The central role of the mediator process in mediation analysis

Authors: Caleb Miles,

Presenting Author: Caleb Miles*

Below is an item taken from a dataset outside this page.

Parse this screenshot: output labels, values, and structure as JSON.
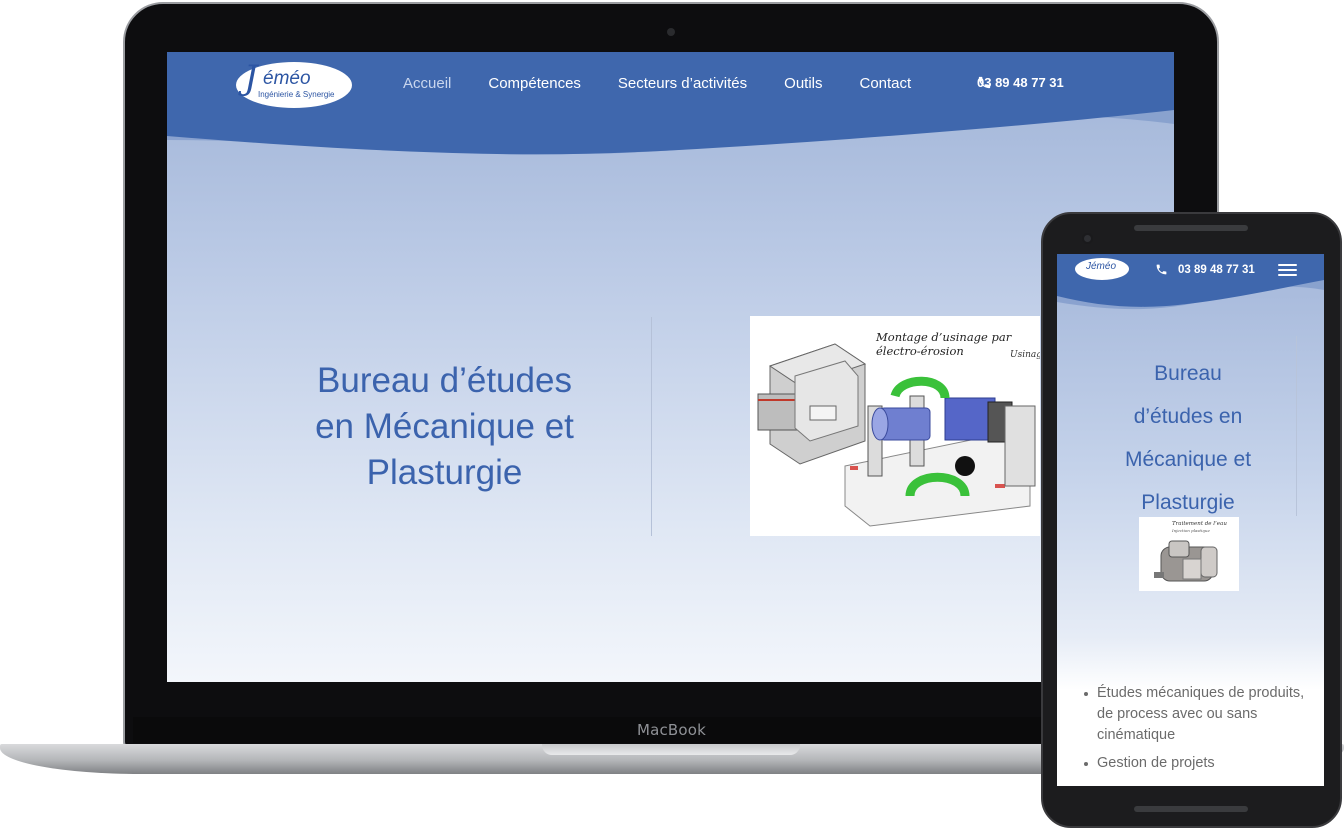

Traditionally, mediation analysis has involved analysis of exposure, mediator, and outcome, each observed at sequential discrete points in time. The natural direct and indirect effects are then defined based on these three time points. Identification relies on the assumption that no effect of the exposure can cause both the mediator and the outcome. However, the mediator of interest will often be a stochastic process varying from baseline to follow-up, and its value observed at an individual point in time but a coarse measurement of this process. When the intermediate variable is a mediator, I will argue that earlier instances of the intermediate variable will often be exposure-induced confounders of the mediator at its observed time. Thus, the mediated effects defined in terms of the coarsened mediator process will not be identified. Further, I will argue that the mediated effects of greatest substantive interest are those involving the full mediator process, and that the coarsened mediator process effects can have nonsensical interpretations. To make progress, one must instead rely on strong exclusion restriction assumptions or account for the full mediator process. Lastly, I will discuss an effect decomposition relating the full mediator process indirect effect to the coarsened mediator process indirect effect.